LocalGovCamp on Wednesday this week, in Bristol. First time I have stayed away from home in over a year and ngl I am a bit antsy. It will be nice to catch up with people but also – I suspect – exhausting.

I have been putting together a kind of minimum viable project documentation thing in Google Spreadsheets. There are so many projects on the go in local authorities in particular that require a certain amount of documentation, no matter how old school it might feel. Often though it just doesn’t get done, and that’s largely because there’s often a gap between project document templates, which tend to be large and overblown, and just keeping a list in a notebook, which sometimes turns out to be inadequate.

Of course documentation is never the reason that work fails, but sometimes it can provide a bit of a foundation, and having reasonably nice to use and look at, lightweight documents make it all a bit easier. Of course, I would recommended people make their own copies of this thing and adapt the hell out of it to meet their needs. It’s unlikely they are the same as mine.

In a message to a chum, just now, on blogging: “I think it’s just a case of finding a rhythm that works. I find posting little snippets – or aggregations of snippets – works well for me at the moment. As soon as I try to write 500 words on one topic I seize up”

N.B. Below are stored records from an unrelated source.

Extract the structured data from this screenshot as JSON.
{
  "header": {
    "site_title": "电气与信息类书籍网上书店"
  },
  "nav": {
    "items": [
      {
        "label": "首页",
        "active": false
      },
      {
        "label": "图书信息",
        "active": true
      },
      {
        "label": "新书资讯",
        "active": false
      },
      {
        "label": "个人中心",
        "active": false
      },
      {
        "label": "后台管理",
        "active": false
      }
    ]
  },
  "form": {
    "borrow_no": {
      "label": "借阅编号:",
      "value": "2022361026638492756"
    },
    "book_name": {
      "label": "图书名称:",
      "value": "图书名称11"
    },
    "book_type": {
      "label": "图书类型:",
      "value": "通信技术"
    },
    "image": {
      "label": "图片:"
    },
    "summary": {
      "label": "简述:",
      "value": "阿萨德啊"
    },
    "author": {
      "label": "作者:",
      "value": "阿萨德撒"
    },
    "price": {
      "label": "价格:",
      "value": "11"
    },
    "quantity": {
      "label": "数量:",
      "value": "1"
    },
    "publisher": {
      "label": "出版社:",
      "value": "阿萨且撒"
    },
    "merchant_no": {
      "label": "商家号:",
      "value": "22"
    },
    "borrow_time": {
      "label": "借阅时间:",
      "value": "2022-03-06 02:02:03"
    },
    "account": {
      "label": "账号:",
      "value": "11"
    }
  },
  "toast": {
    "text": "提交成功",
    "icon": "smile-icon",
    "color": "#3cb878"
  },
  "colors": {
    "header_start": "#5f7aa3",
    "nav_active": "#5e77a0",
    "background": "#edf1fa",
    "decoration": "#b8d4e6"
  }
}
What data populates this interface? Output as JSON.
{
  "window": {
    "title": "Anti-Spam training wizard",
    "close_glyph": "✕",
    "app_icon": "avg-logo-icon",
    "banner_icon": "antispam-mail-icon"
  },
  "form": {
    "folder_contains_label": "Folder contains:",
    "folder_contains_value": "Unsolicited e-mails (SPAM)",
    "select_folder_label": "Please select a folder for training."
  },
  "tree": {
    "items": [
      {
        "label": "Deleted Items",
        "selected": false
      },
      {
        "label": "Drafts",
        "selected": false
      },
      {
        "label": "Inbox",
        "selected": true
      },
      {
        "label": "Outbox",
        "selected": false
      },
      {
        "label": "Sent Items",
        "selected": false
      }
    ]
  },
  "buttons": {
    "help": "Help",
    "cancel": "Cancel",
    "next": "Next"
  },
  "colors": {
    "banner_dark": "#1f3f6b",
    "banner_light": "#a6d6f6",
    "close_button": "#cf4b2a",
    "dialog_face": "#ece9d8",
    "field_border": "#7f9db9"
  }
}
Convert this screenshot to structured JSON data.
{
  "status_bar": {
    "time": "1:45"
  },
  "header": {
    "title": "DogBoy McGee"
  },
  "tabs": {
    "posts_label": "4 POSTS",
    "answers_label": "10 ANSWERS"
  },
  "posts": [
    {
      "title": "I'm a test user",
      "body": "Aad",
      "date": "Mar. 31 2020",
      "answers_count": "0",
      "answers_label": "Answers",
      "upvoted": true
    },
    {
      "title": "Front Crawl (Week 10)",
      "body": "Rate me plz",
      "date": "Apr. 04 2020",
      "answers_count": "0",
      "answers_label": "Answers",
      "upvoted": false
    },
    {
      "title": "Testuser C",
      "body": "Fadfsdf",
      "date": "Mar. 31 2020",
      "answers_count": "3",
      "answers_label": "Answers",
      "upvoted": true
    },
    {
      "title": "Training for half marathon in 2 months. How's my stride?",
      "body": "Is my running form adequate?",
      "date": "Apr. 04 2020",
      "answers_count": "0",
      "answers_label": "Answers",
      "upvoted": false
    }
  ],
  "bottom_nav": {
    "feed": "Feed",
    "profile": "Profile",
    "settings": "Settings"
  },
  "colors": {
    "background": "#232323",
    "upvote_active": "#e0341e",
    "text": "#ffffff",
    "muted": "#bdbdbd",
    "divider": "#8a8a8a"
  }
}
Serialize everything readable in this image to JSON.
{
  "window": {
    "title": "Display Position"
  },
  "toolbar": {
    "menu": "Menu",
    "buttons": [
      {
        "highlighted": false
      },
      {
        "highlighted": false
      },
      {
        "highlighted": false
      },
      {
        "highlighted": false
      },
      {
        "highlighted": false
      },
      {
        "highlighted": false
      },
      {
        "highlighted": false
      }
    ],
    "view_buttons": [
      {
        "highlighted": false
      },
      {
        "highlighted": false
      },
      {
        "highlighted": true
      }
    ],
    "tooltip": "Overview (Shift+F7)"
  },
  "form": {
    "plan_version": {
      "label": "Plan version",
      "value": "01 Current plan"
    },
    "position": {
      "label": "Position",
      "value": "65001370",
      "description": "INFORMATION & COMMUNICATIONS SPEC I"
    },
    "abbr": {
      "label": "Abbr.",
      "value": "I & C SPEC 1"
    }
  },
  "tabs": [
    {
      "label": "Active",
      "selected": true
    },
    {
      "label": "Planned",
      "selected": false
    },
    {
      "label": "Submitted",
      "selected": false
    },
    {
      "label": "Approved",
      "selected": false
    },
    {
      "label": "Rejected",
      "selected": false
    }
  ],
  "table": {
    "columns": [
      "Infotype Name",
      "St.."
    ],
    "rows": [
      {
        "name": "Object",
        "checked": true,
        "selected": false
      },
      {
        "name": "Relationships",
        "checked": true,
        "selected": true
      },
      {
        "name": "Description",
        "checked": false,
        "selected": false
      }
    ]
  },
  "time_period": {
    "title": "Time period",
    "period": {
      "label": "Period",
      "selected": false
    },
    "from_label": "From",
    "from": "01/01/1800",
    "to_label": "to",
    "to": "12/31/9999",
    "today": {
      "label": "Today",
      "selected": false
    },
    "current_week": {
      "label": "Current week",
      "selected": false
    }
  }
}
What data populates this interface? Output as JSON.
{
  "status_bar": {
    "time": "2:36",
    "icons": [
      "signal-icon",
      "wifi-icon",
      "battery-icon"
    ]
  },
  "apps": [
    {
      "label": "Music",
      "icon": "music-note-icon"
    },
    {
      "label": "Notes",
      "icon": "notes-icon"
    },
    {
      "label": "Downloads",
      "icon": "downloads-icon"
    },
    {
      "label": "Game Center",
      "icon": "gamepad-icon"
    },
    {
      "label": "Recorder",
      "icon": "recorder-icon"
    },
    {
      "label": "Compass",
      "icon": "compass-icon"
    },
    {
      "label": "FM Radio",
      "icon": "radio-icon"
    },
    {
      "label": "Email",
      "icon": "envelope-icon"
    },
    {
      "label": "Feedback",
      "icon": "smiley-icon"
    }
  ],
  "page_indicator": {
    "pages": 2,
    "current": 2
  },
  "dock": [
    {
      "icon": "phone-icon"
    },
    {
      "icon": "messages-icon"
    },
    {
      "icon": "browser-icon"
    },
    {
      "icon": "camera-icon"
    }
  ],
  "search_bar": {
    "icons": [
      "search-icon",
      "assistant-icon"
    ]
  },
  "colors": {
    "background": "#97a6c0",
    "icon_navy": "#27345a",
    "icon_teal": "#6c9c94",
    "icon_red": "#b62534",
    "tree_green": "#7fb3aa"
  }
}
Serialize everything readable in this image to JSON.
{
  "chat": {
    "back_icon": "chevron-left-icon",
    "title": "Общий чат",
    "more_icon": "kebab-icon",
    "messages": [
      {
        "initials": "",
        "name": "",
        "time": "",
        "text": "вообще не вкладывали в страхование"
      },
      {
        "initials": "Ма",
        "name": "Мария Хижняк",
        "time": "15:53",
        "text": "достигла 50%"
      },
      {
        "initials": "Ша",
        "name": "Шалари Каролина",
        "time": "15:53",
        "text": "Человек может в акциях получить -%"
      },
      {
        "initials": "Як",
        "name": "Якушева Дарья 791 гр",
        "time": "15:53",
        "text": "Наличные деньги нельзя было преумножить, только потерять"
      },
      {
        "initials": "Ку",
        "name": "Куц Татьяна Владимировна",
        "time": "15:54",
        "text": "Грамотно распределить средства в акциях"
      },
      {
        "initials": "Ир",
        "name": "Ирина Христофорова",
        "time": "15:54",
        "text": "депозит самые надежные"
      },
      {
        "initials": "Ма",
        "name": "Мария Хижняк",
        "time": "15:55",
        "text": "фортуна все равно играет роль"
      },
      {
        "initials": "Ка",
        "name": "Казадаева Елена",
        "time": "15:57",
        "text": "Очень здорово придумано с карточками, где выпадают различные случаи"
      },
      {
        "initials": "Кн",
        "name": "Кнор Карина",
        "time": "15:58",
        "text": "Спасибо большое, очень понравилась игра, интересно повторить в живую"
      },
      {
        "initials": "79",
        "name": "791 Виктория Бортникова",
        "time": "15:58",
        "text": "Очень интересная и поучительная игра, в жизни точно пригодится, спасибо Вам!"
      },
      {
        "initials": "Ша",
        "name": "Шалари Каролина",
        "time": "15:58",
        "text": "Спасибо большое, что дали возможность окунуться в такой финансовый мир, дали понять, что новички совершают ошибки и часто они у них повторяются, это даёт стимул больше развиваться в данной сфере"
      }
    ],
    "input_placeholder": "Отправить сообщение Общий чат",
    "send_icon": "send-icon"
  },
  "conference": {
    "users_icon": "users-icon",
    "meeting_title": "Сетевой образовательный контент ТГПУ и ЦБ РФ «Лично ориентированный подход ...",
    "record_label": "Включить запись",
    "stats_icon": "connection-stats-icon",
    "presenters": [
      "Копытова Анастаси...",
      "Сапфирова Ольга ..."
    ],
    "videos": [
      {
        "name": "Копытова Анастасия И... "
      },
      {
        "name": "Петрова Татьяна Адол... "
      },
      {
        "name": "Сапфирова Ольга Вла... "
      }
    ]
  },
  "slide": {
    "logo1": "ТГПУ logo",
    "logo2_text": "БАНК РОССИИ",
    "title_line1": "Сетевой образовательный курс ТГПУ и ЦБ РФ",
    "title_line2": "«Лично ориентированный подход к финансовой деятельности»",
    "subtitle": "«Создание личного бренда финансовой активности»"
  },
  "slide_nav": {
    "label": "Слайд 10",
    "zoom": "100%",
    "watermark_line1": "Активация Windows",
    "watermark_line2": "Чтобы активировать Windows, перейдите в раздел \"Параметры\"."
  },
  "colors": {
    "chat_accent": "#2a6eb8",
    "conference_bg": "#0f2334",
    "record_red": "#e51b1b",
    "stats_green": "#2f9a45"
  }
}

We ran an Innovation Igloo on Friday last week, on service directories, and it was well attended and people seemed to enjoy it. They now seem to be a regular fortnightly affair on a Friday lunchtime. The next one is on Friday 3rd November at 1pm, and it is about blogging and working in the open.

Service directories are a really interesting example of what is on the face of it a very simple technology answer to a policy problem, but one that with a little imagination could be scaled up and out to help design a new operating model for a whole bunch of local public service delivery – and most importantly, prevention. I need to write it up really. Anyway, well worth checking out the Open Referral standard for directories and the research Jukesie is doing on engagement with said standard.

The humans of digital transformation – a talk for Digital Government North, and reprised for the GDS Speaker Series – lovely stuff from Matt Edgar.

Nice reflective week notes from Alex.

Daily note for 10 October 2023

Props to Doug for pointing out this free course called Mastering Systems Thinking. Am giving it a go!

Stockport Council published Towards a digital solution to reduce delays in transferring patients to social care.

Hurrah for Adele Gilpin and the West Northants digital folk for working in the open on their new blog!

Dan Hon writes in his newsletter about the imminent enshittification of Substack. This is not news I want to hear. I replied on LinkedIn:

I guess as well as Quora the other comparison is with Medium, which started out offering an amazing user experience for writers and an ok one for readers, but now seems to want people to log in just to read content.

The problem at the moment is that the experience for writers on every email platform I have tried recently has been so awful, it’s pushing people towards Substack, despite the fact that there are these warning signs for readers.

I’ve been coping with the slow death of Twitter by making more use of my blog, and maybe I ought to start archiving newsletters on there too, just to keep an open web version always available.

So expect to see a slew of posts on here soon, copied and pasted from my newsletters 😀

AI isn’t a drill, and your users don’t want holes

The Tyranny of the Marginal User – this is excellent:

What’s wrong with such a metric? A product that many users want to use is a good product, right? Sort of. Since most software products charge a flat per-user fee (often zero, because ads), and economic incentives operate on the margin, a company with a billion-user product doesn’t actually care about its billion existing users. It cares about the marginal user – the billion-plus-first user – and it focuses all its energy on making sure that marginal user doesn’t stop using the app. Yes, if you neglect the existing users’ experience for long enough they will leave, but in practice apps are sticky and by the time your loyal users leave everyone on the team will have long been promoted.